Comments left on the Telegraph and Argus website seem to back up the idea that the violence was one-sided and perpetrated by Muslim pupils. One commenter claimed that “the older brothers, [and] cousins” of the Muslim attackers came out to assist them in bricking the buses. Another commenter stated that the print version of the Telegraph and Argus reported that "unrest was sparked by a Year 11 class discussion over religion" in which Muslims had provoked their Catholic classmates with derogatory remarks.
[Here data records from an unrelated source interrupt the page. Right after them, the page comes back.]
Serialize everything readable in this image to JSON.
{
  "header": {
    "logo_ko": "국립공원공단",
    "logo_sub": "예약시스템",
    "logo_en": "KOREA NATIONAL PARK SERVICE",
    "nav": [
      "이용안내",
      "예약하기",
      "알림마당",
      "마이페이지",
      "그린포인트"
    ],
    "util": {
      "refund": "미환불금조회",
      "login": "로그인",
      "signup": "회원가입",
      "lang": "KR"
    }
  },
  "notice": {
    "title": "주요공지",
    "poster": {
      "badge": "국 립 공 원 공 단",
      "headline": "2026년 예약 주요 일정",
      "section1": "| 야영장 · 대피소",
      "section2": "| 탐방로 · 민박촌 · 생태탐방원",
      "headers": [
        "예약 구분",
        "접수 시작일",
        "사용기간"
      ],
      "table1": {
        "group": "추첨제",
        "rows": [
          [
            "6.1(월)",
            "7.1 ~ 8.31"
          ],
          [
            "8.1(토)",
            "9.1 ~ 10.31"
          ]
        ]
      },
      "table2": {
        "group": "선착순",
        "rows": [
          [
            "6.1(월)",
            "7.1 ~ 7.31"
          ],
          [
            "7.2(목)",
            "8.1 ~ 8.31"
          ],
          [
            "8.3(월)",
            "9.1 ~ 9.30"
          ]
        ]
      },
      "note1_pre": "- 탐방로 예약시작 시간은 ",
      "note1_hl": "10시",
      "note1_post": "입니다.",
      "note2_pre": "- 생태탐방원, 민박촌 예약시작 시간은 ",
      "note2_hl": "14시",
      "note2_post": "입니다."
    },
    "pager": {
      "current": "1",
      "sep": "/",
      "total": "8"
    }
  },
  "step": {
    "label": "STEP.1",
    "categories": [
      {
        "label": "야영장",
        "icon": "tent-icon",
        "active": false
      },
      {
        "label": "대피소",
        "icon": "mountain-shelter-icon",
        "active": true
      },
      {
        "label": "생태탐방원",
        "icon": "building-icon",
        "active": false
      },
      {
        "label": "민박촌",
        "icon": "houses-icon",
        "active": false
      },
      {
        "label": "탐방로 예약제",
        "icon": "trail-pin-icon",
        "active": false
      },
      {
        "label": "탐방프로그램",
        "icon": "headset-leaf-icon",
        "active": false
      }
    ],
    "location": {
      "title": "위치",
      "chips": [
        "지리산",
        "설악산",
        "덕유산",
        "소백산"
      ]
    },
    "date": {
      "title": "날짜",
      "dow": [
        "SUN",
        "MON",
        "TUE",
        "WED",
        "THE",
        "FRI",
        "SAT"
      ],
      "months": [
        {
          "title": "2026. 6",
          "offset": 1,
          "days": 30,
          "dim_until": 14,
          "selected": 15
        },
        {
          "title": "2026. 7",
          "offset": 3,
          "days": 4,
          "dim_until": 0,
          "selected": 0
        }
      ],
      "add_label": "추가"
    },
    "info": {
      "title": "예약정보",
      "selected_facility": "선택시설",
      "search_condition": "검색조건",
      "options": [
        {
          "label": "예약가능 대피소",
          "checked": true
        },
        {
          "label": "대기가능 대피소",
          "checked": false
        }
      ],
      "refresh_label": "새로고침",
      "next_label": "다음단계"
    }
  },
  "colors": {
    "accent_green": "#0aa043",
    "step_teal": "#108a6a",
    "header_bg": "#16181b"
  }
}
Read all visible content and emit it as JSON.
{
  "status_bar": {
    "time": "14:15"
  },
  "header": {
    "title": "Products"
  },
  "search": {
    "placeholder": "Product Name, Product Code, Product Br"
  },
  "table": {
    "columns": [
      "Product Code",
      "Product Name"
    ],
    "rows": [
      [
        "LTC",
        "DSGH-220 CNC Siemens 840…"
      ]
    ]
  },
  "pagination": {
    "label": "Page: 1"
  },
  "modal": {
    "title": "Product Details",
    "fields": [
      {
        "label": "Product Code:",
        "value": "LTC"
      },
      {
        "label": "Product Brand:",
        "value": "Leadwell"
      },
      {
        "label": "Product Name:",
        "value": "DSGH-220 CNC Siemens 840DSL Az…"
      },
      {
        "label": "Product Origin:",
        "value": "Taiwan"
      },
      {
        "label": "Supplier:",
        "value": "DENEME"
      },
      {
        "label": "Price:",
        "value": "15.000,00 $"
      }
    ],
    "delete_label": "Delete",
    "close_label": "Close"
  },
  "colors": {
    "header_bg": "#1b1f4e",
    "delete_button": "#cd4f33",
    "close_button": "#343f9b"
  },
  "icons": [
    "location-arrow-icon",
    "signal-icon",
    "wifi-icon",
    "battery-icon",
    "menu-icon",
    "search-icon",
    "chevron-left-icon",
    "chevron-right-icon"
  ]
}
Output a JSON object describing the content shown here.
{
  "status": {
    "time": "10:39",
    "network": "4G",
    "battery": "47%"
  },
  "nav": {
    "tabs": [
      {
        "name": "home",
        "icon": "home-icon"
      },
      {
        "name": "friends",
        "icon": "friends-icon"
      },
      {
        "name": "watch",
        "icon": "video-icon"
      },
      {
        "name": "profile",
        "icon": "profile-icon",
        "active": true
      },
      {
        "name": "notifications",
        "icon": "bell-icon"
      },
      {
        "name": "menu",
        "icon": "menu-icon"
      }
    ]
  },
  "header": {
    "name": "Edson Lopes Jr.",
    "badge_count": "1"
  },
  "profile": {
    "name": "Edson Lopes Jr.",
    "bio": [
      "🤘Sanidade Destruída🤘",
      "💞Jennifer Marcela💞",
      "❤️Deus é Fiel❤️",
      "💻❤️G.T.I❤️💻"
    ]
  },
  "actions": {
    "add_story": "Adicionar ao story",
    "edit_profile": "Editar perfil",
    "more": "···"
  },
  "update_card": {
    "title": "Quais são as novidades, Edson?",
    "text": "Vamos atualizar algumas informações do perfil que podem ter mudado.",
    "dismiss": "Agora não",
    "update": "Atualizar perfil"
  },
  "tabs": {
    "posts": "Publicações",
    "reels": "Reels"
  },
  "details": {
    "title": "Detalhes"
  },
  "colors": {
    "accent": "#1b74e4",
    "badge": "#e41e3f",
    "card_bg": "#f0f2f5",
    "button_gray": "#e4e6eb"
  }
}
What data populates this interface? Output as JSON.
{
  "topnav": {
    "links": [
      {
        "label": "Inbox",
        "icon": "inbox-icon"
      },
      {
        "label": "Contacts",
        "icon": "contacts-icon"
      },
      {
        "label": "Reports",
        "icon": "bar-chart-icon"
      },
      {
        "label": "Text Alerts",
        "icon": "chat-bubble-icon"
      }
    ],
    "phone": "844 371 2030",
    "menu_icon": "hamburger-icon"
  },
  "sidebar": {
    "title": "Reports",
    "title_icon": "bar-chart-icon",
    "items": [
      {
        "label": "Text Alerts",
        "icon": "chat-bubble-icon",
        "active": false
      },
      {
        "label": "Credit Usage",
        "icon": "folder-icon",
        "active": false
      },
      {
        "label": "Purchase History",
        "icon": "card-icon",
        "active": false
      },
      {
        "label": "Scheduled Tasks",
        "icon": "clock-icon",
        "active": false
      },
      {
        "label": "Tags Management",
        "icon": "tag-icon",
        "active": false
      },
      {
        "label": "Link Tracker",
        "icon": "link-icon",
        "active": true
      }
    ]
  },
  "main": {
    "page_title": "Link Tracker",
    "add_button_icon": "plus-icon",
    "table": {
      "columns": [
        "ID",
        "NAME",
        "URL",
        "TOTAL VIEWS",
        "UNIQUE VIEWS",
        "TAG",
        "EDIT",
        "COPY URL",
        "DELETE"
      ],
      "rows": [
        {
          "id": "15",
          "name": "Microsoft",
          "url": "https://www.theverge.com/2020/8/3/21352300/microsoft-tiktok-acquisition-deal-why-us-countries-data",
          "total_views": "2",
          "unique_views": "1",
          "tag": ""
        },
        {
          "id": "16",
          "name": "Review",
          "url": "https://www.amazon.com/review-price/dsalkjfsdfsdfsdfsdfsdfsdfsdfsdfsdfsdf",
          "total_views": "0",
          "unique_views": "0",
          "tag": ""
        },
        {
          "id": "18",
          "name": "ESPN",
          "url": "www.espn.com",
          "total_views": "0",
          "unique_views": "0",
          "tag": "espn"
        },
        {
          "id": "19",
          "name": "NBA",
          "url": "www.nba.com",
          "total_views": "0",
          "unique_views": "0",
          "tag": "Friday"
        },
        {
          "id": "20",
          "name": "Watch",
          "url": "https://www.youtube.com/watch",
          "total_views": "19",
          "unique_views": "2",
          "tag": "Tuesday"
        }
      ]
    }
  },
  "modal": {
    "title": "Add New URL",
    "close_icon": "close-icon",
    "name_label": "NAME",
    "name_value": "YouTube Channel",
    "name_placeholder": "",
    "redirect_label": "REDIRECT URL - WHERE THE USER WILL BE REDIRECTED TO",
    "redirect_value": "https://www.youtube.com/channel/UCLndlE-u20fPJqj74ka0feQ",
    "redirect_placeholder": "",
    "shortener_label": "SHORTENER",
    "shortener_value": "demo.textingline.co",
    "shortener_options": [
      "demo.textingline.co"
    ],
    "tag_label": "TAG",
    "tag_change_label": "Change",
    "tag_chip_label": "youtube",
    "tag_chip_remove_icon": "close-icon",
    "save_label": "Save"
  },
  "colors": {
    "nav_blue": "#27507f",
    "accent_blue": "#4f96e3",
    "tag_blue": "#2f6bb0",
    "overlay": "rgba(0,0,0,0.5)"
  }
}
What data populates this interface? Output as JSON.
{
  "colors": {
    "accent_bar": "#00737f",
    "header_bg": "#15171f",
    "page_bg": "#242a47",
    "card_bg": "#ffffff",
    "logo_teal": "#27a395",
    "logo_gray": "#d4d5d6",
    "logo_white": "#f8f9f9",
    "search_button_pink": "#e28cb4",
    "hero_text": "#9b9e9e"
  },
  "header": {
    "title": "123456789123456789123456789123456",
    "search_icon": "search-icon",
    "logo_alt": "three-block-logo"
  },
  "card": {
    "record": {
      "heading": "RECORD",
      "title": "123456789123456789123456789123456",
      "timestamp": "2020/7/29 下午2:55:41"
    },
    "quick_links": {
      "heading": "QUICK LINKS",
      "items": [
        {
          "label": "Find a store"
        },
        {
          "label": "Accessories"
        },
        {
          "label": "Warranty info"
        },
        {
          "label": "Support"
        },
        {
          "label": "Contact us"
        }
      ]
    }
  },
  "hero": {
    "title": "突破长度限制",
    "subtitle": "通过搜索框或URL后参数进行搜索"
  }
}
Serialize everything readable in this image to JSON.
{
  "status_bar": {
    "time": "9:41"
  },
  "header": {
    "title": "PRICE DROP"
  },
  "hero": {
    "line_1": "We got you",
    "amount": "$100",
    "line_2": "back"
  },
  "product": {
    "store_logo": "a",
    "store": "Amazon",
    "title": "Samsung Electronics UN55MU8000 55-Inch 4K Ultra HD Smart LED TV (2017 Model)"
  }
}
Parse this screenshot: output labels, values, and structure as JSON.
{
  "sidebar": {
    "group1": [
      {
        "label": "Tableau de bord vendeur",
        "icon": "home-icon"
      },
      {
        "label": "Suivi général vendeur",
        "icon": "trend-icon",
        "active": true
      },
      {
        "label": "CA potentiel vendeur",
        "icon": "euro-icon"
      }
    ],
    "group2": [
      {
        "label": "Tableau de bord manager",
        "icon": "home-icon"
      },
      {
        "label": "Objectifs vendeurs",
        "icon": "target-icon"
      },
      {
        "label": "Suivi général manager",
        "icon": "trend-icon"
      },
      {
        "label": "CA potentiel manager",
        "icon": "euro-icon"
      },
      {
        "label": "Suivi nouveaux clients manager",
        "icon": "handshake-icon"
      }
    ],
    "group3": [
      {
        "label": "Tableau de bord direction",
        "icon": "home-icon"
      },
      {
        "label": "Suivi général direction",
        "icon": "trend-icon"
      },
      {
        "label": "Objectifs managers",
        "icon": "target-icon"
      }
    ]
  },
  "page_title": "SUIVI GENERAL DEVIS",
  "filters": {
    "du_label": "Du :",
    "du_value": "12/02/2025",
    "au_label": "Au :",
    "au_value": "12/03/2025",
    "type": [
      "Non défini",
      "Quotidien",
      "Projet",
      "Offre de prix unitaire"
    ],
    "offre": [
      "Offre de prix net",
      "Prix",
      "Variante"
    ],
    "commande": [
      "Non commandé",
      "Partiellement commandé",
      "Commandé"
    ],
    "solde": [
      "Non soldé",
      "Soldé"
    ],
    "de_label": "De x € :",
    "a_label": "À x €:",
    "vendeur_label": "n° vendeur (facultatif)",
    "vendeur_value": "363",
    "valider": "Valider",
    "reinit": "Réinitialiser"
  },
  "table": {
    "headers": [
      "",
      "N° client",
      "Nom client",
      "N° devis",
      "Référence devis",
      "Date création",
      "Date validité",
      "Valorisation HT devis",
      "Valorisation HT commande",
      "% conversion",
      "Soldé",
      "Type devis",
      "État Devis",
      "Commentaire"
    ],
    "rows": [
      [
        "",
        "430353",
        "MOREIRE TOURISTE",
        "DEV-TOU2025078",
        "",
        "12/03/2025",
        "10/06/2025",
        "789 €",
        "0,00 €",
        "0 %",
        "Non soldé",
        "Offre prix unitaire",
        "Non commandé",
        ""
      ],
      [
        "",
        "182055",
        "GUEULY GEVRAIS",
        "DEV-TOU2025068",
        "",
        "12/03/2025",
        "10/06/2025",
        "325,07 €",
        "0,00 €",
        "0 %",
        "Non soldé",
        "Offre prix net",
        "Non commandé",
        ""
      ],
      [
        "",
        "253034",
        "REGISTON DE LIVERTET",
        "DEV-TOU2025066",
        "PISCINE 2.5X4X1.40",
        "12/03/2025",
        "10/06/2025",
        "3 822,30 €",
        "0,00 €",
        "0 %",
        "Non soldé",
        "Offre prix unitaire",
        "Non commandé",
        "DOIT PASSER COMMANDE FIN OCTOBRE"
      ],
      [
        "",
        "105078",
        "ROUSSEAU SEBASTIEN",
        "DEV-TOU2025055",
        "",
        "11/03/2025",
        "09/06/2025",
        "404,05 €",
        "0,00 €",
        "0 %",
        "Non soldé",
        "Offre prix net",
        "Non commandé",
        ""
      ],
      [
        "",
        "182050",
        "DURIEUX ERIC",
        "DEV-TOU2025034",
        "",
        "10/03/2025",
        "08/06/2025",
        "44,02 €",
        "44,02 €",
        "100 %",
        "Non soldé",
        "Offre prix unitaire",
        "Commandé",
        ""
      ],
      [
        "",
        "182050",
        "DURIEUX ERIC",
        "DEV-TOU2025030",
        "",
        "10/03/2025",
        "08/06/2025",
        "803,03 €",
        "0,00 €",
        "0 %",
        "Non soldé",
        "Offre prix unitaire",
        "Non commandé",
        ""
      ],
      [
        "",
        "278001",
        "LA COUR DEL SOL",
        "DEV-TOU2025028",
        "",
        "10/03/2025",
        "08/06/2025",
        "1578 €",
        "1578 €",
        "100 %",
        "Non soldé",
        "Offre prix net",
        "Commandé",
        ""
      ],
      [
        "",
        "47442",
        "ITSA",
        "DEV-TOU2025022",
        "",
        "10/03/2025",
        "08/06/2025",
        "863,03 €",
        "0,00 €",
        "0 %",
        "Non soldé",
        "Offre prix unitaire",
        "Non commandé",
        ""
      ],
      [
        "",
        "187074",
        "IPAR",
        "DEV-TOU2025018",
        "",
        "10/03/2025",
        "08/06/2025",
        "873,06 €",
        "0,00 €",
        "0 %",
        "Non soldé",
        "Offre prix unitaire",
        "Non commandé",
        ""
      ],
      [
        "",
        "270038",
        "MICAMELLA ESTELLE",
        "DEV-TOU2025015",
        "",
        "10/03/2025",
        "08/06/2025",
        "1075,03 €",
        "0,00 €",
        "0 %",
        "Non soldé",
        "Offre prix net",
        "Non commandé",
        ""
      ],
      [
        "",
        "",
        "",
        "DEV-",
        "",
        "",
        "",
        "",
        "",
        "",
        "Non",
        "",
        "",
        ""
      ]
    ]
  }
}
Heaton Labour Councillor Imdad Hussain intervened stating that talks were needed between parents and pupils from both sides to avoid an escalation into what the NSS described as ‘full-scale gang warfare’. However, what is really required of course is the punishment and expulsion of those Muslim pupils who engaged in this utterly unjustifiable act of violence, as well as the arrest and imprisonment of any other family members who turned up to assist in this crime. By calling for 'talks', Hussain seems to be implying that there is some form of moral equivalence between the two sides. So far as I can see, this is not the case, for there is one clear aggressor and the aggressor must be dealt with firmly rather than pandered to. This is the only approach that will nip violence in the bud.
This sort of predatory violence has of course bedevilled Bradford for many years, as exemplified by a brutal attack upon an 89-year-old English woman in Lister Park (situated next to St Bede’s) and an assault upon an English pensioner couple by a Muslim gang within a fortnight of each other in June 2009. Neighbouring Dewsbury, with its large and growing Islamic enclaves, has also witnessed attacks upon English residents and buses. There are many other cases of aggression - including assault, arson and death threats – which go unreported either because the victims fear being stigmatised as ‘racists’, or because the media and politicians are unwilling to face up to it because of fears over what they term ‘community cohesion’ (in reality, a fear of losing Muslim bloc votes). It is against such a backdrop of ethno-religious aggression that the incident at St Bede’s should be viewed.
St Bede's Catholic Grammar School, Bradford